Repeat every record below exactly as written.

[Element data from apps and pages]
⟨
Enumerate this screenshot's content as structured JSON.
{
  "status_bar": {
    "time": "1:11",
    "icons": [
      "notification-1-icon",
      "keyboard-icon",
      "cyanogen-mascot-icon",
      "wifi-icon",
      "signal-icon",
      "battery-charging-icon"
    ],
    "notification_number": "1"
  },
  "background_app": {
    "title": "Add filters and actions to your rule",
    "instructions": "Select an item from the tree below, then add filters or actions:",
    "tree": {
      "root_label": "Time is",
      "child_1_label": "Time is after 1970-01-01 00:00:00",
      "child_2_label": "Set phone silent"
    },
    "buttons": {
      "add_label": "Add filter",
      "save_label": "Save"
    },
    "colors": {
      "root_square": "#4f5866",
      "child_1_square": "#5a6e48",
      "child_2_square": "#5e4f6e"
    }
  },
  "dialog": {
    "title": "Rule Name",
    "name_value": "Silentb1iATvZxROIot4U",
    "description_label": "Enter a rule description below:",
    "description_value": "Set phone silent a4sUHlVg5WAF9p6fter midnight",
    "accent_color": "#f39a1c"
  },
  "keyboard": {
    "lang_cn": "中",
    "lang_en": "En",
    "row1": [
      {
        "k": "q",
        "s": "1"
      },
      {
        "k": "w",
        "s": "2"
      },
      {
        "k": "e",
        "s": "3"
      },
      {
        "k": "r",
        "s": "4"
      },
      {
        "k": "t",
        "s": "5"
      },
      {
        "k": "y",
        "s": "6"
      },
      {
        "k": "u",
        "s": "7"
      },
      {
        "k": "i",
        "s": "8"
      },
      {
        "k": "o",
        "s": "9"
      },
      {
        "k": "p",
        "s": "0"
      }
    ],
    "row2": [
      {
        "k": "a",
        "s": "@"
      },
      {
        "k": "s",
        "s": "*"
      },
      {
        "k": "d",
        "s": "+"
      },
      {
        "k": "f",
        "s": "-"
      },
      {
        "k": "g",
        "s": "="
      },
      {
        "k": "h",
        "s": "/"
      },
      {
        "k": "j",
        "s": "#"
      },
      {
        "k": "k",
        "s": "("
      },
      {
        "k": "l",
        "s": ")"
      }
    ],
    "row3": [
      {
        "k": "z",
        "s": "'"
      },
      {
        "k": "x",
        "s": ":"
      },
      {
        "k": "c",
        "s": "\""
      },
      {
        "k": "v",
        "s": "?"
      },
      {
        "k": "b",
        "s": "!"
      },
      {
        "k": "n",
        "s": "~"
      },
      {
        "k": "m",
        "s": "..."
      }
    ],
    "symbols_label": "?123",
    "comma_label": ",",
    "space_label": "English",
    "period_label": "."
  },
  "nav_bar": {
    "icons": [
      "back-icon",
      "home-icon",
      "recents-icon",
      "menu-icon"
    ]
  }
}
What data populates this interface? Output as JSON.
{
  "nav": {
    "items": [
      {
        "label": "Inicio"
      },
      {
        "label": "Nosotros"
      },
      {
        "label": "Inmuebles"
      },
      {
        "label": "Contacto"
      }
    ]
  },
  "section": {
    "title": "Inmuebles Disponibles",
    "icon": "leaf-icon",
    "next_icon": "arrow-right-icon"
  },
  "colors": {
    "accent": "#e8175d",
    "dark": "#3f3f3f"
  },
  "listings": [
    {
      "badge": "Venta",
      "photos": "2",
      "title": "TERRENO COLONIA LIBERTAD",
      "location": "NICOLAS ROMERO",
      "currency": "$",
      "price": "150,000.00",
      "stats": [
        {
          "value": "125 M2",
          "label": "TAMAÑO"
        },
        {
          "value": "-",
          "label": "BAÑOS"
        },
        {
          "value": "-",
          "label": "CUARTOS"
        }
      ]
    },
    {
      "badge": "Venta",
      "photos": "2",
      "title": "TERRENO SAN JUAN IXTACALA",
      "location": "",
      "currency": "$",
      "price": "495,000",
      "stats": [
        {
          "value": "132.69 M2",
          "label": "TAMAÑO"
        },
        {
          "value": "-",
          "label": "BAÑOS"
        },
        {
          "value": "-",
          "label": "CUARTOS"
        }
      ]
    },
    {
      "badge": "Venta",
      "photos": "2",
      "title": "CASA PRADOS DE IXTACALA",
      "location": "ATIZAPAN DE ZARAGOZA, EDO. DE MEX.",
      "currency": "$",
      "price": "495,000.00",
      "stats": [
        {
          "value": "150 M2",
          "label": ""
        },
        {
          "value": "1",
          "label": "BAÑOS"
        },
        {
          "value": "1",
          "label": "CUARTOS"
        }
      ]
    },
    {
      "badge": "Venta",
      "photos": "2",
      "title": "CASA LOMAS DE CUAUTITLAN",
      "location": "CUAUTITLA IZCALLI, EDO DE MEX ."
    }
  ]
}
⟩
▸ **Task solution**
Enumerate this screenshot's content as structured JSON.
{
  "status_bar": {
    "time": "1:11",
    "icons": [
      "notification-1-icon",
      "keyboard-icon",
      "cyanogen-mascot-icon",
      "wifi-icon",
      "signal-icon",
      "battery-charging-icon"
    ],
    "notification_number": "1"
  },
  "background_app": {
    "title": "Add filters and actions to your rule",
    "instructions": "Select an item from the tree below, then add filters or actions:",
    "tree": {
      "root_label": "Time is",
      "child_1_label": "Time is after 1970-01-01 00:00:00",
      "child_2_label": "Set phone silent"
    },
    "buttons": {
      "add_label": "Add filter",
      "save_label": "Save"
    },
    "colors": {
      "root_square": "#4f5866",
      "child_1_square": "#5a6e48",
      "child_2_square": "#5e4f6e"
    }
  },
  "dialog": {
    "title": "Rule Name",
    "name_value": "Silentb1iATvZxROIot4U",
    "description_label": "Enter a rule description below:",
    "description_value": "Set phone silent a4sUHlVg5WAF9p6fter midnight",
    "accent_color": "#f39a1c"
  },
  "keyboard": {
    "lang_cn": "中",
    "lang_en": "En",
    "row1": [
      {
        "k": "q",
        "s": "1"
      },
      {
        "k": "w",
        "s": "2"
      },
      {
        "k": "e",
        "s": "3"
      },
      {
        "k": "r",
        "s": "4"
      },
      {
        "k": "t",
        "s": "5"
      },
      {
        "k": "y",
        "s": "6"
      },
      {
        "k": "u",
        "s": "7"
      },
      {
        "k": "i",
        "s": "8"
      },
      {
        "k": "o",
        "s": "9"
      },
      {
        "k": "p",
        "s": "0"
      }
    ],
    "row2": [
      {
        "k": "a",
        "s": "@"
      },
      {
        "k": "s",
        "s": "*"
      },
      {
        "k": "d",
        "s": "+"
      },
      {
        "k": "f",
        "s": "-"
      },
      {
        "k": "g",
        "s": "="
      },
      {
        "k": "h",
        "s": "/"
      },
      {
        "k": "j",
        "s": "#"
      },
      {
        "k": "k",
        "s": "("
      },
      {
        "k": "l",
        "s": ")"
      }
    ],
    "row3": [
      {
        "k": "z",
        "s": "'"
      },
      {
        "k": "x",
        "s": ":"
      },
      {
        "k": "c",
        "s": "\""
      },
      {
        "k": "v",
        "s": "?"
      },
      {
        "k": "b",
        "s": "!"
      },
      {
        "k": "n",
        "s": "~"
      },
      {
        "k": "m",
        "s": "..."
      }
    ],
    "symbols_label": "?123",
    "comma_label": ",",
    "space_label": "English",
    "period_label": "."
  },
  "nav_bar": {
    "icons": [
      "back-icon",
      "home-icon",
      "recents-icon",
      "menu-icon"
    ]
  }
}
What data populates this interface? Output as JSON.
{
  "nav": {
    "items": [
      {
        "label": "Inicio"
      },
      {
        "label": "Nosotros"
      },
      {
        "label": "Inmuebles"
      },
      {
        "label": "Contacto"
      }
    ]
  },
  "section": {
    "title": "Inmuebles Disponibles",
    "icon": "leaf-icon",
    "next_icon": "arrow-right-icon"
  },
  "colors": {
    "accent": "#e8175d",
    "dark": "#3f3f3f"
  },
  "listings": [
    {
      "badge": "Venta",
      "photos": "2",
      "title": "TERRENO COLONIA LIBERTAD",
      "location": "NICOLAS ROMERO",
      "currency": "$",
      "price": "150,000.00",
      "stats": [
        {
          "value": "125 M2",
          "label": "TAMAÑO"
        },
        {
          "value": "-",
          "label": "BAÑOS"
        },
        {
          "value": "-",
          "label": "CUARTOS"
        }
      ]
    },
    {
      "badge": "Venta",
      "photos": "2",
      "title": "TERRENO SAN JUAN IXTACALA",
      "location": "",
      "currency": "$",
      "price": "495,000",
      "stats": [
        {
          "value": "132.69 M2",
          "label": "TAMAÑO"
        },
        {
          "value": "-",
          "label": "BAÑOS"
        },
        {
          "value": "-",
          "label": "CUARTOS"
        }
      ]
    },
    {
      "badge": "Venta",
      "photos": "2",
      "title": "CASA PRADOS DE IXTACALA",
      "location": "ATIZAPAN DE ZARAGOZA, EDO. DE MEX.",
      "currency": "$",
      "price": "495,000.00",
      "stats": [
        {
          "value": "150 M2",
          "label": ""
        },
        {
          "value": "1",
          "label": "BAÑOS"
        },
        {
          "value": "1",
          "label": "CUARTOS"
        }
      ]
    },
    {
      "badge": "Venta",
      "photos": "2",
      "title": "CASA LOMAS DE CUAUTITLAN",
      "location": "CUAUTITLA IZCALLI, EDO DE MEX ."
    }
  ]
}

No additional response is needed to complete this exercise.